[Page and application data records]
= Beginning of Section =
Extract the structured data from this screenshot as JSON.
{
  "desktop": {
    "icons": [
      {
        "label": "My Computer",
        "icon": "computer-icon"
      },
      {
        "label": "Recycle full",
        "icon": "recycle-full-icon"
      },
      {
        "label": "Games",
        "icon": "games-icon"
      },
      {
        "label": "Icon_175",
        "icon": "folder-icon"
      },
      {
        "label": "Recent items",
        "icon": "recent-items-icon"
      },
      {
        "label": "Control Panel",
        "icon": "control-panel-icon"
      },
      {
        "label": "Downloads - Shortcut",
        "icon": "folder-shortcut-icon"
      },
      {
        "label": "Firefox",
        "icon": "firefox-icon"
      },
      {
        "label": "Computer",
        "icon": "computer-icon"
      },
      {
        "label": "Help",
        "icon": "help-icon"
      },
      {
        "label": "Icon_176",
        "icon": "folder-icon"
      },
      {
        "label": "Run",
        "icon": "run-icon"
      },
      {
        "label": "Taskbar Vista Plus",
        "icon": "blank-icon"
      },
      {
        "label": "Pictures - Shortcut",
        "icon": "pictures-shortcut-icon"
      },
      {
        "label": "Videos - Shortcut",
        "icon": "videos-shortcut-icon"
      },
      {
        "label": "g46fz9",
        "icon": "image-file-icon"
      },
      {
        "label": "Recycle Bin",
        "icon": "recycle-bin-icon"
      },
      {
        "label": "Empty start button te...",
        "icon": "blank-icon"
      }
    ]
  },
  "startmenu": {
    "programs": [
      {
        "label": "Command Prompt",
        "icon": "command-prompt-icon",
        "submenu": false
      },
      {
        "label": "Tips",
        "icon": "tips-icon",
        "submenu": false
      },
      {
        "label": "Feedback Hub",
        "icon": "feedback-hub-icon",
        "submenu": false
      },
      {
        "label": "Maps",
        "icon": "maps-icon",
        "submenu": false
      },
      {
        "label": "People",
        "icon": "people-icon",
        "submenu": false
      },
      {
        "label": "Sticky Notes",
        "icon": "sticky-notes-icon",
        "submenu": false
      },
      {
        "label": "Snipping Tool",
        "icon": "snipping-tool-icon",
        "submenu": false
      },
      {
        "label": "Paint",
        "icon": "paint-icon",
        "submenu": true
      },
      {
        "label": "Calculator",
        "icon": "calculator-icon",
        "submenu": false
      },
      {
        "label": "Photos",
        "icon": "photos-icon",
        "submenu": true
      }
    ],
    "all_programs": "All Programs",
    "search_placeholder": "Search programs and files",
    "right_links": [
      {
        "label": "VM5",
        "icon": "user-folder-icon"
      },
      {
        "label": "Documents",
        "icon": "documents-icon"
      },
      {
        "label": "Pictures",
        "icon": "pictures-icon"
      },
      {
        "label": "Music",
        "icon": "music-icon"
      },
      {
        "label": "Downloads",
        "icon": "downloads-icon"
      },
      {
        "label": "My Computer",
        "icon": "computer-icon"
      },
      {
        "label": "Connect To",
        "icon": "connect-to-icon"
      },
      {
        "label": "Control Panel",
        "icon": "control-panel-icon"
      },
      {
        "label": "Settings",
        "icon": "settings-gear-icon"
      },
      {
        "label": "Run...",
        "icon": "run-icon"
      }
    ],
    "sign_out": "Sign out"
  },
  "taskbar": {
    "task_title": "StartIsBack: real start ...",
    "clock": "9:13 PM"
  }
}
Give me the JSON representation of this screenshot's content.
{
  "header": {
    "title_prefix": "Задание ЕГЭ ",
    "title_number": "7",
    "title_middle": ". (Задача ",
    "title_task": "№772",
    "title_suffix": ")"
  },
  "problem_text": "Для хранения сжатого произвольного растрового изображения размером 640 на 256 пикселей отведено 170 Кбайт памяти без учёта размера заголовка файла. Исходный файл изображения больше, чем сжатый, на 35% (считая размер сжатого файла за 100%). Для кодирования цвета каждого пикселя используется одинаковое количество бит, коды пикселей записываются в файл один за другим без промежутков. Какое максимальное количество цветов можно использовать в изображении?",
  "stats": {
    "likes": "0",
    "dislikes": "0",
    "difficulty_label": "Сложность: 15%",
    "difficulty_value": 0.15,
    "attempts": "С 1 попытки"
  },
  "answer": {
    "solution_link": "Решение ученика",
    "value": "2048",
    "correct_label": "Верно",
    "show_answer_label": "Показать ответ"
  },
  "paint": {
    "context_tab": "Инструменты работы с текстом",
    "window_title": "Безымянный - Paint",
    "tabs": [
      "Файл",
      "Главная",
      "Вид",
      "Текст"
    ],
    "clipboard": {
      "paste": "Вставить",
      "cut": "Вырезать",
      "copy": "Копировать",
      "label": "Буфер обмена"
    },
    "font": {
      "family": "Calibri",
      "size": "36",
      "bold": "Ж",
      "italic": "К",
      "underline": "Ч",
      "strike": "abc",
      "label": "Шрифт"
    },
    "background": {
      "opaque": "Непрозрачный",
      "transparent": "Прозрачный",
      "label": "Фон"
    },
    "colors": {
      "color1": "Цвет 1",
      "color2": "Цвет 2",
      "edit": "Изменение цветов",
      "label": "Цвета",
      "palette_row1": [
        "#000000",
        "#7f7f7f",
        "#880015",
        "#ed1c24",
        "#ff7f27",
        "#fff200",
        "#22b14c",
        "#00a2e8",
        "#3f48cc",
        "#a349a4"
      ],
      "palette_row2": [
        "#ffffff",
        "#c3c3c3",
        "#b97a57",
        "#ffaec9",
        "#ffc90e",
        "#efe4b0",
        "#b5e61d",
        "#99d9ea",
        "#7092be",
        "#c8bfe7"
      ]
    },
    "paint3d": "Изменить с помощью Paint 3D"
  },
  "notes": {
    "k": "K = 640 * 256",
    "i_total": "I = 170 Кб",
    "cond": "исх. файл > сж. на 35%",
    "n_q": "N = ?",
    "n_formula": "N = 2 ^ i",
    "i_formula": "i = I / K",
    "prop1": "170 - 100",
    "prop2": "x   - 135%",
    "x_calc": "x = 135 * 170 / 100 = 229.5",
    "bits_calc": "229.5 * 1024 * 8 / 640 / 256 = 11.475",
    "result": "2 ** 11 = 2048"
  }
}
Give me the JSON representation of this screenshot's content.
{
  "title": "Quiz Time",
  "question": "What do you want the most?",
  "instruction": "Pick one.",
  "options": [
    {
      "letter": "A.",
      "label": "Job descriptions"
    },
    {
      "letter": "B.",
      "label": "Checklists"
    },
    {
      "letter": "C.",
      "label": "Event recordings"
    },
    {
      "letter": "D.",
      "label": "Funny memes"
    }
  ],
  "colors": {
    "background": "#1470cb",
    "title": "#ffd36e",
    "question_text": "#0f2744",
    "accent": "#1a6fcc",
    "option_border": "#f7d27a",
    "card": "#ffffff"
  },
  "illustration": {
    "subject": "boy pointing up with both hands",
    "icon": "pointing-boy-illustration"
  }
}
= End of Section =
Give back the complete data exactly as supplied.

## [TASK RESULT]
Extract the structured data from this screenshot as JSON.
{
  "desktop": {
    "icons": [
      {
        "label": "My Computer",
        "icon": "computer-icon"
      },
      {
        "label": "Recycle full",
        "icon": "recycle-full-icon"
      },
      {
        "label": "Games",
        "icon": "games-icon"
      },
      {
        "label": "Icon_175",
        "icon": "folder-icon"
      },
      {
        "label": "Recent items",
        "icon": "recent-items-icon"
      },
      {
        "label": "Control Panel",
        "icon": "control-panel-icon"
      },
      {
        "label": "Downloads - Shortcut",
        "icon": "folder-shortcut-icon"
      },
      {
        "label": "Firefox",
        "icon": "firefox-icon"
      },
      {
        "label": "Computer",
        "icon": "computer-icon"
      },
      {
        "label": "Help",
        "icon": "help-icon"
      },
      {
        "label": "Icon_176",
        "icon": "folder-icon"
      },
      {
        "label": "Run",
        "icon": "run-icon"
      },
      {
        "label": "Taskbar Vista Plus",
        "icon": "blank-icon"
      },
      {
        "label": "Pictures - Shortcut",
        "icon": "pictures-shortcut-icon"
      },
      {
        "label": "Videos - Shortcut",
        "icon": "videos-shortcut-icon"
      },
      {
        "label": "g46fz9",
        "icon": "image-file-icon"
      },
      {
        "label": "Recycle Bin",
        "icon": "recycle-bin-icon"
      },
      {
        "label": "Empty start button te...",
        "icon": "blank-icon"
      }
    ]
  },
  "startmenu": {
    "programs": [
      {
        "label": "Command Prompt",
        "icon": "command-prompt-icon",
        "submenu": false
      },
      {
        "label": "Tips",
        "icon": "tips-icon",
        "submenu": false
      },
      {
        "label": "Feedback Hub",
        "icon": "feedback-hub-icon",
        "submenu": false
      },
      {
        "label": "Maps",
        "icon": "maps-icon",
        "submenu": false
      },
      {
        "label": "People",
        "icon": "people-icon",
        "submenu": false
      },
      {
        "label": "Sticky Notes",
        "icon": "sticky-notes-icon",
        "submenu": false
      },
      {
        "label": "Snipping Tool",
        "icon": "snipping-tool-icon",
        "submenu": false
      },
      {
        "label": "Paint",
        "icon": "paint-icon",
        "submenu": true
      },
      {
        "label": "Calculator",
        "icon": "calculator-icon",
        "submenu": false
      },
      {
        "label": "Photos",
        "icon": "photos-icon",
        "submenu": true
      }
    ],
    "all_programs": "All Programs",
    "search_placeholder": "Search programs and files",
    "right_links": [
      {
        "label": "VM5",
        "icon": "user-folder-icon"
      },
      {
        "label": "Documents",
        "icon": "documents-icon"
      },
      {
        "label": "Pictures",
        "icon": "pictures-icon"
      },
      {
        "label": "Music",
        "icon": "music-icon"
      },
      {
        "label": "Downloads",
        "icon": "downloads-icon"
      },
      {
        "label": "My Computer",
        "icon": "computer-icon"
      },
      {
        "label": "Connect To",
        "icon": "connect-to-icon"
      },
      {
        "label": "Control Panel",
        "icon": "control-panel-icon"
      },
      {
        "label": "Settings",
        "icon": "settings-gear-icon"
      },
      {
        "label": "Run...",
        "icon": "run-icon"
      }
    ],
    "sign_out": "Sign out"
  },
  "taskbar": {
    "task_title": "StartIsBack: real start ...",
    "clock": "9:13 PM"
  }
}
Give me the JSON representation of this screenshot's content.
{
  "header": {
    "title_prefix": "Задание ЕГЭ ",
    "title_number": "7",
    "title_middle": ". (Задача ",
    "title_task": "№772",
    "title_suffix": ")"
  },
  "problem_text": "Для хранения сжатого произвольного растрового изображения размером 640 на 256 пикселей отведено 170 Кбайт памяти без учёта размера заголовка файла. Исходный файл изображения больше, чем сжатый, на 35% (считая размер сжатого файла за 100%). Для кодирования цвета каждого пикселя используется одинаковое количество бит, коды пикселей записываются в файл один за другим без промежутков. Какое максимальное количество цветов можно использовать в изображении?",
  "stats": {
    "likes": "0",
    "dislikes": "0",
    "difficulty_label": "Сложность: 15%",
    "difficulty_value": 0.15,
    "attempts": "С 1 попытки"
  },
  "answer": {
    "solution_link": "Решение ученика",
    "value": "2048",
    "correct_label": "Верно",
    "show_answer_label": "Показать ответ"
  },
  "paint": {
    "context_tab": "Инструменты работы с текстом",
    "window_title": "Безымянный - Paint",
    "tabs": [
      "Файл",
      "Главная",
      "Вид",
      "Текст"
    ],
    "clipboard": {
      "paste": "Вставить",
      "cut": "Вырезать",
      "copy": "Копировать",
      "label": "Буфер обмена"
    },
    "font": {
      "family": "Calibri",
      "size": "36",
      "bold": "Ж",
      "italic": "К",
      "underline": "Ч",
      "strike": "abc",
      "label": "Шрифт"
    },
    "background": {
      "opaque": "Непрозрачный",
      "transparent": "Прозрачный",
      "label": "Фон"
    },
    "colors": {
      "color1": "Цвет 1",
      "color2": "Цвет 2",
      "edit": "Изменение цветов",
      "label": "Цвета",
      "palette_row1": [
        "#000000",
        "#7f7f7f",
        "#880015",
        "#ed1c24",
        "#ff7f27",
        "#fff200",
        "#22b14c",
        "#00a2e8",
        "#3f48cc",
        "#a349a4"
      ],
      "palette_row2": [
        "#ffffff",
        "#c3c3c3",
        "#b97a57",
        "#ffaec9",
        "#ffc90e",
        "#efe4b0",
        "#b5e61d",
        "#99d9ea",
        "#7092be",
        "#c8bfe7"
      ]
    },
    "paint3d": "Изменить с помощью Paint 3D"
  },
  "notes": {
    "k": "K = 640 * 256",
    "i_total": "I = 170 Кб",
    "cond": "исх. файл > сж. на 35%",
    "n_q": "N = ?",
    "n_formula": "N = 2 ^ i",
    "i_formula": "i = I / K",
    "prop1": "170 - 100",
    "prop2": "x   - 135%",
    "x_calc": "x = 135 * 170 / 100 = 229.5",
    "bits_calc": "229.5 * 1024 * 8 / 640 / 256 = 11.475",
    "result": "2 ** 11 = 2048"
  }
}
Give me the JSON representation of this screenshot's content.
{
  "title": "Quiz Time",
  "question": "What do you want the most?",
  "instruction": "Pick one.",
  "options": [
    {
      "letter": "A.",
      "label": "Job descriptions"
    },
    {
      "letter": "B.",
      "label": "Checklists"
    },
    {
      "letter": "C.",
      "label": "Event recordings"
    },
    {
      "letter": "D.",
      "label": "Funny memes"
    }
  ],
  "colors": {
    "background": "#1470cb",
    "title": "#ffd36e",
    "question_text": "#0f2744",
    "accent": "#1a6fcc",
    "option_border": "#f7d27a",
    "card": "#ffffff"
  },
  "illustration": {
    "subject": "boy pointing up with both hands",
    "icon": "pointing-boy-illustration"
  }
}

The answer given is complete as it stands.